To get an idea of repetition, I spend a few minutes studying Andy Wahol’s 1962 Campbell’s Soup Can exhibit. Repetition means using the same size and colored frame and repeating it across an entire wall. Frames will need to be more uniform especially when various types of items are being showcased (i.e. photos AND mixed art). Even if the photos are not of the same subject or color, the mass production of the same frame will create an artistically clean and synthesized look.
Balance is another key to creating a successfully designed photo wall display. Hanging pictures in a uniform straight row or grid is the easiest way to create balance. Fold your wall in half and the frames would overlap and line up. However, frames can also be interspersed in different patterns and still have balance. It’s hard to describe balance, because part of its innate definition is subjective to what looks pleasing to the eye. Sometimes the best way to envision balance is to just grab the frames and play with the pieces. Move frames around, try different arrangements, and even go as far as taking a picture of each design. The camera does add 10 pounds, and in the end, will help determine which background is the most photogenic winner.
The last element to keep in mind is spacing. Spacing is a step sister to balance – the amount of space between each frame must be the same. Leaving approximately 1 -3 inches between each picture will give the photo collage the optimum balance.
My biggest dilemma in setting up a collage is determining what pictures to use. I’ve always believed in hanging pictures with meaning and pictures that strike a happy emotion when I look at it. It takes me time to put together such a collection. In those situations, empty picture frames with interesting woodwork can act as an appropriate substitute. T o ensure a well-collected look, I shop garage sales and thrift stores to gather an assortment of picture frames varying in sizes, shapes and textures. After removing all the gizzards, I set up the collage using the same three design principals.
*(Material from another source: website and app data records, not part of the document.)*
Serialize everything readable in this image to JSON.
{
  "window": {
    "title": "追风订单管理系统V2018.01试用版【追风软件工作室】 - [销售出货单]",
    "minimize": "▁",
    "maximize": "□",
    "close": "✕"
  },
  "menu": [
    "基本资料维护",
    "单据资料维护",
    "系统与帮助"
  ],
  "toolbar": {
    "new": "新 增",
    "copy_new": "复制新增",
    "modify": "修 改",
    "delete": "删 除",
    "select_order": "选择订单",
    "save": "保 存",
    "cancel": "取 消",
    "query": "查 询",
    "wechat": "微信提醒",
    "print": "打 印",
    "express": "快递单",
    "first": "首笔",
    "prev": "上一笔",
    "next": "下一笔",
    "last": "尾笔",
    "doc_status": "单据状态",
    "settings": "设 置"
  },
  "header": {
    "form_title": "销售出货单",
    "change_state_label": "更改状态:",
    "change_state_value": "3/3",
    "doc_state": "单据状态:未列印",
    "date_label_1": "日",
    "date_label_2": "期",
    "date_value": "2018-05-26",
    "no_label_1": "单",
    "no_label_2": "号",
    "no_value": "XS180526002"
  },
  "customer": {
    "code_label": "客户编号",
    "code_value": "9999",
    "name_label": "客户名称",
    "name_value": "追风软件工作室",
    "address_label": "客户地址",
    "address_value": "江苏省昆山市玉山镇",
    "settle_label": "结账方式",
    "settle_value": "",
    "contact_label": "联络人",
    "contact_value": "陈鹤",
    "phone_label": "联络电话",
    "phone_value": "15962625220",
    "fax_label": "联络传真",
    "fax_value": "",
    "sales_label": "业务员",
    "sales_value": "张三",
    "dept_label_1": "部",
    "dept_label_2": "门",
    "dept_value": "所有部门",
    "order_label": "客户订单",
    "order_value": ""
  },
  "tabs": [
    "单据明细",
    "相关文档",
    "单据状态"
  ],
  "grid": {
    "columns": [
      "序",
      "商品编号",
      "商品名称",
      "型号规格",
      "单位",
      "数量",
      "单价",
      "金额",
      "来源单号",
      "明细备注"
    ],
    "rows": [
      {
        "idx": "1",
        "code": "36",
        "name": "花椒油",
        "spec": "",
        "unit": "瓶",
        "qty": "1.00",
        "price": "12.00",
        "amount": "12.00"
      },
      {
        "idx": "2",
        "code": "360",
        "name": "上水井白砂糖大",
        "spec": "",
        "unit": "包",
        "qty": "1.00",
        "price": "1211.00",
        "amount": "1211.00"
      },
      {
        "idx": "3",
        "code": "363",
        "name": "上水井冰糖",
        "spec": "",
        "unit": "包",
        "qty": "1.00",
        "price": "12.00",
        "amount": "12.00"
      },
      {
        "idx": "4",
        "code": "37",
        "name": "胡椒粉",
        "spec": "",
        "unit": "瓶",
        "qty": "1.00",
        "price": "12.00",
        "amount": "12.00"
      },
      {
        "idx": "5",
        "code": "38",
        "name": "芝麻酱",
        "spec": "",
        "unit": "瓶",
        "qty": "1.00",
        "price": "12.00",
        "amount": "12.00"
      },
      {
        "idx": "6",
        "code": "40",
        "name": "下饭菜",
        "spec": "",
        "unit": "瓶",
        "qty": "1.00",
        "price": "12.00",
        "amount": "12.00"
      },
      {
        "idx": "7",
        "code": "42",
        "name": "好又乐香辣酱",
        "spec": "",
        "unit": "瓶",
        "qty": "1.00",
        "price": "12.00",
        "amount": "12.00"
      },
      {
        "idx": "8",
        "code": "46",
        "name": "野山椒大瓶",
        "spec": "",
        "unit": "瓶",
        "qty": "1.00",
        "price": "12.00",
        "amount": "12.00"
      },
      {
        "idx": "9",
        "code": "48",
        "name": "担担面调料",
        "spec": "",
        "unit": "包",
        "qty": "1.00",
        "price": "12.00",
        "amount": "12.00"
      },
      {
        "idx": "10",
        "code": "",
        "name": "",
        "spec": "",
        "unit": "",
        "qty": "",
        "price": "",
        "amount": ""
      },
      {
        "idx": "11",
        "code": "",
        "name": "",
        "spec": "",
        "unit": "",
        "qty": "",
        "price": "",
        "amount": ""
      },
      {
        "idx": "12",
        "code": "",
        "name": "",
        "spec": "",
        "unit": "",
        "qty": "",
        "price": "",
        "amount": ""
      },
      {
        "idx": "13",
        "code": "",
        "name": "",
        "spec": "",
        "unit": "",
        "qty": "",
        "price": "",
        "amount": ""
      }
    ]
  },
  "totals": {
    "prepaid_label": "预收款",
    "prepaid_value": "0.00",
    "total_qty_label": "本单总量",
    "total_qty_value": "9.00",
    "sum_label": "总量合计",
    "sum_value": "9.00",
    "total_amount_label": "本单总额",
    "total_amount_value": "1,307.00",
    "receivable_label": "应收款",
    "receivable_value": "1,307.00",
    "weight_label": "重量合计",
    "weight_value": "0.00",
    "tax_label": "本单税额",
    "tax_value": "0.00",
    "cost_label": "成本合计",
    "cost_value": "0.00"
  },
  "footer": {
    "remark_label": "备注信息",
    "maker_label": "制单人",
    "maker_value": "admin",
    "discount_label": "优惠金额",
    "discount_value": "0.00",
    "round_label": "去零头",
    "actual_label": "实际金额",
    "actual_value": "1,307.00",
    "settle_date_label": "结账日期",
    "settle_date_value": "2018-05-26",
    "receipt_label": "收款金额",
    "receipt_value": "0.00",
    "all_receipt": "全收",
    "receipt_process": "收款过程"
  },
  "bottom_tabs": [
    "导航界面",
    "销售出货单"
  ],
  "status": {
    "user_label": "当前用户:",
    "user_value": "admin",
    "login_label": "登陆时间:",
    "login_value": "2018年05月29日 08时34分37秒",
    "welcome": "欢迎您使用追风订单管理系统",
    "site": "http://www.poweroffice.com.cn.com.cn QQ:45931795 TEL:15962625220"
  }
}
Post by Mark T. Locker.
Perhaps you heard about this: in 1992, over 28,000 rubber ducks, beavers, and other bath toys were washed off a freighter at sea. For years to follow, these toys were washing up on beaches around the world. I am a huge fan of flotsam and jetsam; whenever I take a beach trip I spend half the time (at the very least!) with my head down hunting for treasures. These two books discuss, in very different ways, the lives of these little rubber toys which washed to sea.
You know Eric Carle. Even if you think you don’t, you do. His distinctive style has brought such classics at the Very Hungry Caterpillar and The Very Grumpy Ladybug. Ten Little Rubber Ducks is, according to the book jacket, inspired by the news of the wayward duckies, lost at sea. Eric Carle’s assessment of their fate is that they wandered far, and at least one is adopted by a family of real flesh-and-feather ducks. I find this highly implausible. Hands down, all kids’ favorite feature is the squeaky button on the back which sounds like—you guessed it—a rubber ducky.
Well, the title pretty much tells it all, doesn’t it? I first read this as an article in Harper’s magazine a number of years ago. Now journalist Donovan Hohn has fleshed out his fascinating story into a full-length book. If you have never thought about the secret lives of beachcombers, or the role of the ocean’s currents, or little rubber toys, it’s time you did. Donovan will tell you why.